BY Nicole Eredics

4 Ways Your Child with Special Needs can be Included Outside of the Classroom

Inclusion is not a program that is meant for the classroom only. Inclusion is an attitude that permeates every facet of school life. In a truly inclusive school, all students are included in all appropriate activities to the best of their ability. If you find that your child is only included in his or her classroom, approach the teacher and offer these suggestions:

1. Field Trips

As the weather warms up and the end of the school year approaches, classroom teachers are likely to take their students on field trips. Teachers who practice inclusion always plan for field trips that can include and accommodate their students with special needs.

Parents may be asked for help during the field trip (ie. for medical assistance or transportation reasons) but are generally not needed because of the support that the school already provides (ie. a Paraeducator). If you realize that your child is not being included in class field trips, be sure to talk to the teacher and offer ways to support your child’s participation and how you can help.

2. Assemblies

Assemblies can be a difficult situation for any student. During assemblies, students are expected to sit in a large room, on the floor, cross-legged and keep their hands still. This situation is even more unbearable for kids with sensory, attention deficit issues or physical disabilities. Rather than excluding a child who has difficulty sitting through an assembly, alternate arrangements can be made.

Adaptations such as providing another form of seating, altering the time spent in the assembly, or seating the child in another location are reasonable requests of your child’s school. Assemblies are meant to unite the school, provide information, present ideas and celebrate learning and your child should not miss out!

3. Recess/Lunch on the Playground

Including students with special needs during the regular school recess and/or lunch hour provides many valuable opportunities for social and emotional growth. This is a time in the school day that some schools will take away from children who are having difficulty (with behavior, for example) but yet it a time that children actually need! With the correct supports in place, inclusive schools encourage students of all abilities to interact appropriately with one another on the schoolyard at the same time.

Recess and lunch times can even be adapted to the student’s needs by creating structured group activities, shortening times, guiding transitions and providing safe boundaries. If your child’s school provides an alternate recess or lunch time for your special needs child, ask for a reason and suggest alternatives that could be more inclusive.

4. Science Fair, School Plays, Band and Sports Days

Sadly, I have seen schools limit extra activities such as Science Fairs to high-achieving students. This does not accurately reflect the population that might be interested or excel in the sciences! As good schools and teachers know, a child can demonstrate their skills and strengths in many different ways; not just through pencil and paper work. Therefore, children who demonstrate an interest and skill in a particular area, should be encouraged to participate in school-wide activities such as Science Fair, teams or bands.

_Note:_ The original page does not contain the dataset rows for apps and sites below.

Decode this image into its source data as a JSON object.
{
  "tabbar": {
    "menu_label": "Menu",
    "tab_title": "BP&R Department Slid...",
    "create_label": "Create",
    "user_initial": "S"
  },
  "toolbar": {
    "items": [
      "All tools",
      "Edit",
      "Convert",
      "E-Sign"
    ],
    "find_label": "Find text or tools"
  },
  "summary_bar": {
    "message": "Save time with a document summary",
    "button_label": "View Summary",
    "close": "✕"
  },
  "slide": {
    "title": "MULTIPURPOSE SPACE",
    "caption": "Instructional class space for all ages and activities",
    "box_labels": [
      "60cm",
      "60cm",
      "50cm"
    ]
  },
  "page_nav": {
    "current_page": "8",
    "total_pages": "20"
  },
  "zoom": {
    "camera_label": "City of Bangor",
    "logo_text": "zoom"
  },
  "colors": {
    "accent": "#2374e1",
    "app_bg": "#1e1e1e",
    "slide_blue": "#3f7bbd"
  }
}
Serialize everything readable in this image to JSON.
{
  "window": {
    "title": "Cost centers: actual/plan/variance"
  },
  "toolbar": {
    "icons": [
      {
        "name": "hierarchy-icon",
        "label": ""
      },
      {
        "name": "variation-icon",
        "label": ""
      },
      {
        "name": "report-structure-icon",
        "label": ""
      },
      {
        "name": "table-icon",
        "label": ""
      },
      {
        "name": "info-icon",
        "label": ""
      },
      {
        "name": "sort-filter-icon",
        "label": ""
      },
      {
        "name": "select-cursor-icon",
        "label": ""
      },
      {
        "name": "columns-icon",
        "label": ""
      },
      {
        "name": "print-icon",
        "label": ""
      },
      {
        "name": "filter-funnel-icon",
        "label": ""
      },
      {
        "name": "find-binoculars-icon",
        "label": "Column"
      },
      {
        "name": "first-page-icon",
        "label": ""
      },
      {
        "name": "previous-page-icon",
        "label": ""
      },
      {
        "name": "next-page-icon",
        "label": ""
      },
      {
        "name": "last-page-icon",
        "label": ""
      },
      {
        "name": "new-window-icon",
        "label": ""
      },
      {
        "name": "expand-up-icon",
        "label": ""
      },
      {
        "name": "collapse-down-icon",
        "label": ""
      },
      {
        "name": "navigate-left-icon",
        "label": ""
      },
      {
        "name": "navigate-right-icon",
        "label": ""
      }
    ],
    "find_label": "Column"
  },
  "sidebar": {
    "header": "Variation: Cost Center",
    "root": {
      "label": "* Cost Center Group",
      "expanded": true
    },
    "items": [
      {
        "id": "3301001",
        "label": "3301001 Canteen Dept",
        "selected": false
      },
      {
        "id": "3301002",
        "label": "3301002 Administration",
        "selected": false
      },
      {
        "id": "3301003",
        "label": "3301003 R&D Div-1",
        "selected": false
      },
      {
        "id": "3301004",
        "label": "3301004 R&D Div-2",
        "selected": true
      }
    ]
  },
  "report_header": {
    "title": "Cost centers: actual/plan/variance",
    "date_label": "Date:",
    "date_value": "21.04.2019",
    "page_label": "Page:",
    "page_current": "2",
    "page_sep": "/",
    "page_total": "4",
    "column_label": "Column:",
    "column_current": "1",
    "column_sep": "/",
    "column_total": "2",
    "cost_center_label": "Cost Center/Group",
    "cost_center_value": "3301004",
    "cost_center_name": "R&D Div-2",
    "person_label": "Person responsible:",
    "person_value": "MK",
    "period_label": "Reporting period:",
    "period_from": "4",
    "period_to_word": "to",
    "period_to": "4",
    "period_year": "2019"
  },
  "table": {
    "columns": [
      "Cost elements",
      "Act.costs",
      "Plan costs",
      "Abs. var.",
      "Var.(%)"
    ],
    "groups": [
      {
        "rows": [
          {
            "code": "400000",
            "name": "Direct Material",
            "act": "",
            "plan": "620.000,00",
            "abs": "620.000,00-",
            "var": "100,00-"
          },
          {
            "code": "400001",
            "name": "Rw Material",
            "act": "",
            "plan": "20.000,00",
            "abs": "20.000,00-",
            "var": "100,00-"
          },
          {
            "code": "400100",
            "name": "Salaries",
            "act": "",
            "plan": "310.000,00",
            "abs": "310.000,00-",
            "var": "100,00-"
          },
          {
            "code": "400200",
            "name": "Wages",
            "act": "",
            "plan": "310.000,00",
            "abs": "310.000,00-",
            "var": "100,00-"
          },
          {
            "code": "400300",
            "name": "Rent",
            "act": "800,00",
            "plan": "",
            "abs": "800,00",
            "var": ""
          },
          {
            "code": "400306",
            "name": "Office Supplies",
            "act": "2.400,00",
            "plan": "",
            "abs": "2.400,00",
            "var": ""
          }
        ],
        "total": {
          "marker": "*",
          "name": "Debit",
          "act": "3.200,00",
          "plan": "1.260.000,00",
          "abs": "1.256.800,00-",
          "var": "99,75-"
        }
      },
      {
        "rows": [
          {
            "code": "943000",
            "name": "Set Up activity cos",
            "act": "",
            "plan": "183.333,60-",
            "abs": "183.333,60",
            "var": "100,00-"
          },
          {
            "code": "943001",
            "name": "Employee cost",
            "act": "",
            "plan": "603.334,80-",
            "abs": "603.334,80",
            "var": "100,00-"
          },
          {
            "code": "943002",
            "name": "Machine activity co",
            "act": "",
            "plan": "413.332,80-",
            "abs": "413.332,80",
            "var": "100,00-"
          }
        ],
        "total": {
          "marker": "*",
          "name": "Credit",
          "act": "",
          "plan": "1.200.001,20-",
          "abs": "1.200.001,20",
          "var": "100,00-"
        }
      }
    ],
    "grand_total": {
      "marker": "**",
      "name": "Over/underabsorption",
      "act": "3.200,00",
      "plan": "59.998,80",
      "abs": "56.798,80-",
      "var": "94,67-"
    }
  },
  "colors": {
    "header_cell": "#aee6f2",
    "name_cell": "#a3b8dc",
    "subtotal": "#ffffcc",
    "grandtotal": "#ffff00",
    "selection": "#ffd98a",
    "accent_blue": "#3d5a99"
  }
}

While this inclusion may require some juggling of schedules, modification of activity or parent participation (particularly if this is an after school activity), it is well worth the time so that all students receive equal access to school life.

For more information about inclusion in the school setting, visit The Inclusive Class.  

Nicole Eredics

Written on May 14, 2014 by:

Nicole Eredics is an educator who advocates for the inclusion of students with disabilities in the general education classroom. She draws upon her years of experience as a full inclusion teacher to write, speak, and consult on the topic of inclusive education to various local and national organizations. Nicole uses her unique insight and knowledge to provide practical strategies for fully including and instructing students of all abilities in the classroom. She is the author of a practical new guidebook for teachers and parents called Inclusion in Action: Practical Strategies to Modify Your Curriculum. For more information, go to